Solution: The newly appointed CEO retained G.H Goldstick & Co. to help restructure trade debt and identify unprofitable product lines.

Result: The company weathered the immediate crisis, got back on a profitable track, and attracted a fresh infusion of cash from a new investor.

Retail Furniture Chain

Problem: This company held a geographically dominant share of the waterbed market but its market share began to decline when a competitor initiated an aggressive discounting program. The company matched the price discounts, resulting in losses of $50,000 per month.

Solution: The CEO brought in Mr. Goldstick, who restructured the sales organization and advertising plan, closed unprofitable stores, renegotiated expensive leases, reduced operating expenses, and improved inventory controls.
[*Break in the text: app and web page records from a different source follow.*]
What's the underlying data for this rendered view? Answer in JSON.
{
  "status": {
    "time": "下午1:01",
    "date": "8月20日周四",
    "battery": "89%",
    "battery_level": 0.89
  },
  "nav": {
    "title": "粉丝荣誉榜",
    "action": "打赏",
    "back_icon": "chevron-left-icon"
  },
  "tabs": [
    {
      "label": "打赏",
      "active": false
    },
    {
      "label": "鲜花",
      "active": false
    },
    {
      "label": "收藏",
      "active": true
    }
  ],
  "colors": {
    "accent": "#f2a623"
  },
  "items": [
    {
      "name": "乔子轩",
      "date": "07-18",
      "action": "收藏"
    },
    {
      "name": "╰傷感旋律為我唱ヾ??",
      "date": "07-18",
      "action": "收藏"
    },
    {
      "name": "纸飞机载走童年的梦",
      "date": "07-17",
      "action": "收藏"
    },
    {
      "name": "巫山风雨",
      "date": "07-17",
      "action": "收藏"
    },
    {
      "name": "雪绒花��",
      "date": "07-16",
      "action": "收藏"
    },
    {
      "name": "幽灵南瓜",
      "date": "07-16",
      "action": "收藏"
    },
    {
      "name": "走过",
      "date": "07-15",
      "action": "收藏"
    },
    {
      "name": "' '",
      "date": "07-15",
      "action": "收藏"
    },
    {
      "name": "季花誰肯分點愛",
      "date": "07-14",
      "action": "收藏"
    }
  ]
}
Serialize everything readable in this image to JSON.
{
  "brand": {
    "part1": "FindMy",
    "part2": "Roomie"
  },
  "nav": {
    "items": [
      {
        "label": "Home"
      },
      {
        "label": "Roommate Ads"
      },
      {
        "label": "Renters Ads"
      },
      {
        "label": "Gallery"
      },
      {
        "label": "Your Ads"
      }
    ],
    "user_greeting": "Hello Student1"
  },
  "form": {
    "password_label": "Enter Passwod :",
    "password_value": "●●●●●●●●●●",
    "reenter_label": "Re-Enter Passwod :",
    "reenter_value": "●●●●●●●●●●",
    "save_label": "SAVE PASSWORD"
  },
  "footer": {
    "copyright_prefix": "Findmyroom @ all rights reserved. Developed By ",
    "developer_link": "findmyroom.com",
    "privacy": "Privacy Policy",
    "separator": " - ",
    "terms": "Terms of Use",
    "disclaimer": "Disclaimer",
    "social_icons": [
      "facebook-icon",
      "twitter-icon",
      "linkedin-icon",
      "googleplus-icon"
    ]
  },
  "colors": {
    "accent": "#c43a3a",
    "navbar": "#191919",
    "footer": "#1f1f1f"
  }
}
Result: Within eight months, the company regained profitability, and the competitor, having failed to achieve additional market share, discontinued its aggressive discounting.

HVAC Company
Problem: A heating and air-conditioning company with revenue in the vicinity of $5 million was unable to generate profits despite robust sales growth. As a consequence the company fell behind in payroll tax payments, 401 k contributions and was on a COD basis with all its major suppliers.

Solution: G.H. Goldstick & Co performed an analysis of the company major sources of revenue and costs. On the basis of this analysis Goldstick recommended that the company abandon its contracting business and concentrate on its retail and industrial service accounts. The company gradually extricated itself from its contracting commitments and within six months it was profitable.


Beauty Products Distributors

Problem: A 50 year old $25 million distributor of hair-care and cosmetic products was concerned about the erosion in Gross Margin and market share due to very aggressive competition. To offset the losses in market share and build sales the owners acquired another cosmetics distributor. Unfortunately, the acquisition was not adequately researched and the anticipated synergy did not materialize. The Company had to hire additional inventory and customer service personnel, thereby plunging the company into a loss position.
Solution: After a through analysis of the condition of the combined companies G.H. Goldstick concluded that the only strategy that would save the parent company was to liquidate both the newly acquired company and certain assets of the parent company. G.H. Goldstick directed the liquidation, arranged to pay off the secured creditor, termed out the unsecured debt, and helped the owner realize a profitable company with approximately 40% of the sales of the original company.


Ten Dos and Don'ts to Keep
Your Banker Happy

The bank's approval of your credit line or term loan is only the beginning of the banking relationship. Banks require continuing care and feeding by business managers. Too often companies fail to keep their banks informed about critical developments, especially the bad news. A management team that consistently keeps its bank in the dark may find itself looking for a new bank just when the company's financial picture is the bleakest. Read Article >

Mr. Goldstick has published a novel and two non-fiction books:

Saving the Karamazovs
by Gary Goldstick

Jerry Bascomb is working wonders on Wall Street in 1990. Single and not yet 40, the investment banker enjoys the fruits of his success. But then he learns the family business is on the brink of disaster...

Business RX: How To Get In
The Black & Stay There

by Gary Goldstick

“Business RX gives you solid information on the causes of failure, and a good dose of how to take positive action that can heal a troubled company. Along the way, Goldstick offers a few valuable insights.
Success Magazine

Romancing the Business Loan: Getting Your Banker to say “YES” in the 90’s
by Gary Goldstick

“Gary offers new insights on developing a good relationship with bankers. His real life examples will prove informative to any reader who is trying to secure a business loan.”
Rayburn S. Dezember, Former Chairman, American National Bank


© 2014 GH Goldstick & Company | Contact Gary Goldstick at | Visit Gary's author website at